The pandemic compounded debt vulnerabilities that had been rising across developing countries for the last decade, driven by higher debt servicing costs, narrowing fiscal space. Despite record aid in 2022, aid flows still fall short of commitment, with loans overtaking grants. The global financing safety net must be strengthened. 

We would like to highlight four pivotal areas of focus.  

First, even before the pandemic, the financing available for development, particularly for SIDS, was insufficient. We need a global response to guarantee the necessary liquidity support for SIDS, to facilitate a recovery commensurate with the scale of the debt burden exacerbated by the COVID-19 crisis. And so, international financial institutions must reassess their eligibility criteria to facilitate more accessible concessional loans and grants for SIDS. They must look beyond GDP as the sole measure of development. The answer lies with adopting the Multidimensional Vulnerability Index, at the earliest! 

We urge international financial institutions and development partners to use the MVI as a tool, ensuring that the vulnerabilities of SIDS are integral to decision-making, thus enabling easier access to affordable financing and debt relief. 

Second, to bridge the escalating SDG financing gaps, a concerted effort that involves enhanced MDB lending, guided by balance sheet optimization and de-risking private investment through credit guarantee enhancement, is vital. Stakeholders including the World Bank Group and IMF, must spearhead this change.  

Third, we must reinforce our resilience to climate change. As a Small Island Developing State, our national budgetary resources are simply not enough to address the impacts of climate change. Despite contributing less than 0.003% of global carbon emissions, the Maldives increased spending on climate change adaptation and mitigation by 3,210% between 2011 and 2022. That is a total of 587 million dollars during this period. This is 587 million dollars that could have been directed towards our development priorities. It is evident that climate-related risks, factor heavily into long-term fiscal sustainability. We need to embrace the mandates of the Paris Agreement and the Glasgow Climate Pact of 2021, to secure a sustainable future. 

Fourth, we need effective multilateral mechanisms to address debt. The Common Framework for Debt Treatment beyond the Debt Service Suspension Initiative has, unfortunately, not succeeded in addressing the widespread debt crisis in developing countries. It has failed to reduce external debt to a sustainable level.
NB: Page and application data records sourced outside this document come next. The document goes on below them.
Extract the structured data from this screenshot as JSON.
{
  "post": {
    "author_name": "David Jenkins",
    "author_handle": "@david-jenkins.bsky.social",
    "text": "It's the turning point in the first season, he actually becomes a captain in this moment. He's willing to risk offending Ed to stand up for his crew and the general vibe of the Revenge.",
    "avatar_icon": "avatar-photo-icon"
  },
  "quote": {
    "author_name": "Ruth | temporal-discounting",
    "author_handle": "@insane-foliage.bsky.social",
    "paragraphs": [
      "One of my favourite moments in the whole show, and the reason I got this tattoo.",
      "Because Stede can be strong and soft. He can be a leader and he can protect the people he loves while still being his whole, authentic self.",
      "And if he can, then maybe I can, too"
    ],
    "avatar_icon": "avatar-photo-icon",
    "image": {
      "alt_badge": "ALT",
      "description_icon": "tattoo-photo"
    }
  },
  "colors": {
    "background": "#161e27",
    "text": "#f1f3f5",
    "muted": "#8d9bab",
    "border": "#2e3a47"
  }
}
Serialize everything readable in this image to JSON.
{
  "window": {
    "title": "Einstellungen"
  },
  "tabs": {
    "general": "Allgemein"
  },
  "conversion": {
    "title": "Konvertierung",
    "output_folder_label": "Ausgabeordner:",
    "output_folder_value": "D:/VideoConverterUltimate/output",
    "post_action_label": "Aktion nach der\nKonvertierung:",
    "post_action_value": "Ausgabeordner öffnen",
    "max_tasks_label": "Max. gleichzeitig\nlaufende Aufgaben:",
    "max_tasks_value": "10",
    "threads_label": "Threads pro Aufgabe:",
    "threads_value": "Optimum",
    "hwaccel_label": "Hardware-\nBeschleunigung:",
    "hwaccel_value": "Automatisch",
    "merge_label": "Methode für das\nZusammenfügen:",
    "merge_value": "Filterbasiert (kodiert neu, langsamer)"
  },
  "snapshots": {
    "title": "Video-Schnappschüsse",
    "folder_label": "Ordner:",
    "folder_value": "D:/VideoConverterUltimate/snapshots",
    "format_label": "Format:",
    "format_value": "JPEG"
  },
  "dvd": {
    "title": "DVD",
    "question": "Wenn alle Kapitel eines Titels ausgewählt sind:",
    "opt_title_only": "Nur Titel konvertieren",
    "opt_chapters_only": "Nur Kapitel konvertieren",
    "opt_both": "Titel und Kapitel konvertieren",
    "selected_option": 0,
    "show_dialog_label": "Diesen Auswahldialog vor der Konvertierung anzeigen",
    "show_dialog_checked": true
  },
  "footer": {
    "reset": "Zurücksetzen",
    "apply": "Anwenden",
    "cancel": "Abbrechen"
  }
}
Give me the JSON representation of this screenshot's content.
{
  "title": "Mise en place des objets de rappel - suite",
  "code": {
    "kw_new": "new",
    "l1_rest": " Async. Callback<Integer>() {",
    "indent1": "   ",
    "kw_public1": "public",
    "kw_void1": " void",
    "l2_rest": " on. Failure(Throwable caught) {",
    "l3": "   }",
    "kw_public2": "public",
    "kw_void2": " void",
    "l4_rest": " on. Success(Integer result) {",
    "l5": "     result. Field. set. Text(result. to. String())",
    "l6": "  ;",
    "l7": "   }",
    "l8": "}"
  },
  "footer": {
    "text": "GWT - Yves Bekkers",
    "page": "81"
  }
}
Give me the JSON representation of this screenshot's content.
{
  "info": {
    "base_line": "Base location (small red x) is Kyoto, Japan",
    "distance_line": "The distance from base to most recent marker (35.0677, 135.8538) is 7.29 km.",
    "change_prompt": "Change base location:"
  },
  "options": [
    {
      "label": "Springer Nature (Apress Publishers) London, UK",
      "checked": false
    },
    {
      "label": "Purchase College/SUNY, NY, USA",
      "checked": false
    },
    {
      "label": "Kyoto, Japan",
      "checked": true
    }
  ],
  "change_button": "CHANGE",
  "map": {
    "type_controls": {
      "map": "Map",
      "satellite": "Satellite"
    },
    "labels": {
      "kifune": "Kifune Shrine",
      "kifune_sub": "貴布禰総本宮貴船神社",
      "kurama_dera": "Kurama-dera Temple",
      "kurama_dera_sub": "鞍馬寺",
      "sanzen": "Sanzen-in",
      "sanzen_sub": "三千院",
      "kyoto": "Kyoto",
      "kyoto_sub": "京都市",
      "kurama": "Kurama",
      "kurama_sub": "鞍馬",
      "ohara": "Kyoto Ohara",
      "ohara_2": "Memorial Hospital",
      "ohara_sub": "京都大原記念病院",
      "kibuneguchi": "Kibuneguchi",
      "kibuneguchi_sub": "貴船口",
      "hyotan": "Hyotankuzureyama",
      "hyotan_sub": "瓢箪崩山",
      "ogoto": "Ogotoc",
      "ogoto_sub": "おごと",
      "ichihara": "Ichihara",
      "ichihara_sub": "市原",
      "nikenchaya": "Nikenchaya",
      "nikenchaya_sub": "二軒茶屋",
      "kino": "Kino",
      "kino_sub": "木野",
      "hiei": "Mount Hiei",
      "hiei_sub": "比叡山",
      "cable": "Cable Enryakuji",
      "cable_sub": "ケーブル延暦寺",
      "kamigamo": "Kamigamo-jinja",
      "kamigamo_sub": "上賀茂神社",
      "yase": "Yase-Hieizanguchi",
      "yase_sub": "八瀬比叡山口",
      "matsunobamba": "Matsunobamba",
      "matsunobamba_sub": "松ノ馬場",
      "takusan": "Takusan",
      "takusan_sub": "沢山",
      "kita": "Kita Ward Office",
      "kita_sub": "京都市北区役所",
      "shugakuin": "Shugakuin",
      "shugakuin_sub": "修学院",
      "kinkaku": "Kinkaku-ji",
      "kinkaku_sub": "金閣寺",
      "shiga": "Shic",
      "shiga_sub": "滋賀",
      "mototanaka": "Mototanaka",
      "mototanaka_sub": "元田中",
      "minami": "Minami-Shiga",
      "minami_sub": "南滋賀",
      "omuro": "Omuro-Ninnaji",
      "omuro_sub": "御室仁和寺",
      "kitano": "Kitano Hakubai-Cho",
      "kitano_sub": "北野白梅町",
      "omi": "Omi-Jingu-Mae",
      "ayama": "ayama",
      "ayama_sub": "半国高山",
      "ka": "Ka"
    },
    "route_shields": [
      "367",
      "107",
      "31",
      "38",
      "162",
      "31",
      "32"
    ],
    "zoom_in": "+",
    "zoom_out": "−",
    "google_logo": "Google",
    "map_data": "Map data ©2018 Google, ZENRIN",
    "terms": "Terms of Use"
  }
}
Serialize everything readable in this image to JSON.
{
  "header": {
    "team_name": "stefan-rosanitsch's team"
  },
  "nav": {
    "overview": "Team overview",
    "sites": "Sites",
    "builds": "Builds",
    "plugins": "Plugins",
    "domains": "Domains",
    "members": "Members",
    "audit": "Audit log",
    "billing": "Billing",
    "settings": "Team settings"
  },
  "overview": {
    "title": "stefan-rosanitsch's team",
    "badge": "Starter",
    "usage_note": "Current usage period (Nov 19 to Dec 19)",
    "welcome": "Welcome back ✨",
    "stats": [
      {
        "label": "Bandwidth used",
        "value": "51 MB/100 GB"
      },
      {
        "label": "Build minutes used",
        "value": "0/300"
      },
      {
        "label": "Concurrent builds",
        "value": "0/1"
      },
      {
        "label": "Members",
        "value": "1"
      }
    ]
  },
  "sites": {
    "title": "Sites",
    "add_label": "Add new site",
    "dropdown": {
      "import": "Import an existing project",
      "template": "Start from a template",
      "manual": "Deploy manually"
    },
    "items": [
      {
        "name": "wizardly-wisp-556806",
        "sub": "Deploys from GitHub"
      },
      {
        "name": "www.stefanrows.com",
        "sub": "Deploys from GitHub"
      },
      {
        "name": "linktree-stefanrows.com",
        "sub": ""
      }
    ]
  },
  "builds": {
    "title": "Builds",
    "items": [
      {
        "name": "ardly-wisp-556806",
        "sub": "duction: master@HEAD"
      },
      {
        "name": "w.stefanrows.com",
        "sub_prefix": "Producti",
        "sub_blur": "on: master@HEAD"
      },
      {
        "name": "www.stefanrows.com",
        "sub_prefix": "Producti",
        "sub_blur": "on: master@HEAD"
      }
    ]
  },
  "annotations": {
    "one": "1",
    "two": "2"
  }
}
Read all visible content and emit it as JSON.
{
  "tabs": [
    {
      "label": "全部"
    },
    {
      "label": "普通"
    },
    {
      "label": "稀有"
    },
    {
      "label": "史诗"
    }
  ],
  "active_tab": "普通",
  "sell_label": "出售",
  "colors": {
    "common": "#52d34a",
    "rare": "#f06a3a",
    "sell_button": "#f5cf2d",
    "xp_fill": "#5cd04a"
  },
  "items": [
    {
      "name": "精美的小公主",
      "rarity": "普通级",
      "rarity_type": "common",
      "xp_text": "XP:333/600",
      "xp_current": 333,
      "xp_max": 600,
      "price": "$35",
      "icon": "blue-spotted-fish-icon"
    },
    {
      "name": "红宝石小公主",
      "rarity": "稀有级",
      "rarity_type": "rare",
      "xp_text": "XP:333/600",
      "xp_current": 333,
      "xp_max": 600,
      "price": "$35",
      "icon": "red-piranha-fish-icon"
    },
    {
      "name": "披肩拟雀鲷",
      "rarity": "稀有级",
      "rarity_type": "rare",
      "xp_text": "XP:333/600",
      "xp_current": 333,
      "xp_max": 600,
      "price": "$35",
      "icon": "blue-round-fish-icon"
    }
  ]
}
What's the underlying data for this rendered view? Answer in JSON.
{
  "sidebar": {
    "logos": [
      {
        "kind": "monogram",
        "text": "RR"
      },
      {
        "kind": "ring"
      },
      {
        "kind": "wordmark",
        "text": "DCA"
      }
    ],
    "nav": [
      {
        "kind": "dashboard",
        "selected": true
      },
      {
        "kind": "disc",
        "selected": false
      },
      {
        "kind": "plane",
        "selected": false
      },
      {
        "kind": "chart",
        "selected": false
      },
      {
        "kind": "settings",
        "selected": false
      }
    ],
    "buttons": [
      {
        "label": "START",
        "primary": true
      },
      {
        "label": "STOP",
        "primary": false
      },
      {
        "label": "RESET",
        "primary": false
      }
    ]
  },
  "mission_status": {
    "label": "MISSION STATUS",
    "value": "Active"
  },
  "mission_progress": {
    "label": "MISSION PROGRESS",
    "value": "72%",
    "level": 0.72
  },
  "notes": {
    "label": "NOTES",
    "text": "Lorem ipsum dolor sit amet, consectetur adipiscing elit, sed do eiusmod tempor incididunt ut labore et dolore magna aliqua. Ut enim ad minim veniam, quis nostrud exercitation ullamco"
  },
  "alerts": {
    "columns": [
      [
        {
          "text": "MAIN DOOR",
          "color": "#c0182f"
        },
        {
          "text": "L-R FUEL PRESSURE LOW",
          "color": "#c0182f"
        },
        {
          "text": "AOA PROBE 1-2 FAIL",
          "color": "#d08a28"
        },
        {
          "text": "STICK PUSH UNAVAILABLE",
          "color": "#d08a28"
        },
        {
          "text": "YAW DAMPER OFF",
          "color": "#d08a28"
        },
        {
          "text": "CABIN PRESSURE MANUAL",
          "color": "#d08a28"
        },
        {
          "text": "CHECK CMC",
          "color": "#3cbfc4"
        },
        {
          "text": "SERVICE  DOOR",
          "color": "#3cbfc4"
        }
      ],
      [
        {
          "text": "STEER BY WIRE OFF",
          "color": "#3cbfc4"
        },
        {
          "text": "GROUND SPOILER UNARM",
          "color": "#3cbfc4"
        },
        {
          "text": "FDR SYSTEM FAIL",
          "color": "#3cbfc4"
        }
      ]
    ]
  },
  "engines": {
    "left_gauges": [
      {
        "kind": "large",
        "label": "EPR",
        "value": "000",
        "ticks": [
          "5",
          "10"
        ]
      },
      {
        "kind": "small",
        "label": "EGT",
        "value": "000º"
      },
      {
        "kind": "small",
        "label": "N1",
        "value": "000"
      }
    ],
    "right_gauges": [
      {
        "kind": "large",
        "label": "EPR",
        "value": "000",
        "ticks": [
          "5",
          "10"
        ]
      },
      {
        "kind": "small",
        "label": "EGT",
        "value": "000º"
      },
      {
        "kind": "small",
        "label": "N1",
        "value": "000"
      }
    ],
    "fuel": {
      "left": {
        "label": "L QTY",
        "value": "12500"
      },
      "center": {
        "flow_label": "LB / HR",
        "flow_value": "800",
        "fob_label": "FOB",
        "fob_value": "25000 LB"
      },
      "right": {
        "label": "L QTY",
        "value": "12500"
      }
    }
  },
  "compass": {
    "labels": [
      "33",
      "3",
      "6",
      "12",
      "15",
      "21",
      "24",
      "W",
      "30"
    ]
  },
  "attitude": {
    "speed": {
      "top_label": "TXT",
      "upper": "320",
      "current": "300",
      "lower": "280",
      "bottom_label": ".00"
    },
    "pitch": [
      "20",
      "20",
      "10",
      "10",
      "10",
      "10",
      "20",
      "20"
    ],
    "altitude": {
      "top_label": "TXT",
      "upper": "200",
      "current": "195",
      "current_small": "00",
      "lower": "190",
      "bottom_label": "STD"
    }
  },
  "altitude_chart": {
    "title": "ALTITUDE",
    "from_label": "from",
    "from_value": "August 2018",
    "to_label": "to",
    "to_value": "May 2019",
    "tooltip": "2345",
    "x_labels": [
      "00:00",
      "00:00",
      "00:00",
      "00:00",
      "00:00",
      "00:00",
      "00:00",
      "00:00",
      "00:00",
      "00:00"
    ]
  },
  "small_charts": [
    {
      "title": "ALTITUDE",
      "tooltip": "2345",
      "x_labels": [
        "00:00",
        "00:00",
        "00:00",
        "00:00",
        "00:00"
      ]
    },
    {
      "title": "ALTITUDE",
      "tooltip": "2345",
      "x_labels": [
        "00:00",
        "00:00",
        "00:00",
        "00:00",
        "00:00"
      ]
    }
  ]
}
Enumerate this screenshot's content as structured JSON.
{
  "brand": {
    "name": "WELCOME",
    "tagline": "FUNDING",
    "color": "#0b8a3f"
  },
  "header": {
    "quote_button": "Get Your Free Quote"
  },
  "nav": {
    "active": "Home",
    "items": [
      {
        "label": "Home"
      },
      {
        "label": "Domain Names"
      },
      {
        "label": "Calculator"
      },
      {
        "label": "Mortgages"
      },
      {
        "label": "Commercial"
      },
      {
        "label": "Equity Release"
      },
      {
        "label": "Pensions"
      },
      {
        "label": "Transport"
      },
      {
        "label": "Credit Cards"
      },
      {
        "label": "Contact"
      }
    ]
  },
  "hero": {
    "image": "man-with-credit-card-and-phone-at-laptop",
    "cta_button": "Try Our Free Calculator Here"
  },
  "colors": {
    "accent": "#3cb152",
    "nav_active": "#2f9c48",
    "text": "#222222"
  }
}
Although we have seen some progress in the actual application of this framework, more needs to be done to make such mechanisms inclusive, transparent, and efficient. The Framework must also allow for countries to continue to access capital markets.  


SIDS need tailored solutions for a just recovery plan. One that addresses debt relief. Together, we can forge a more sustainable future for all. 

I Thank you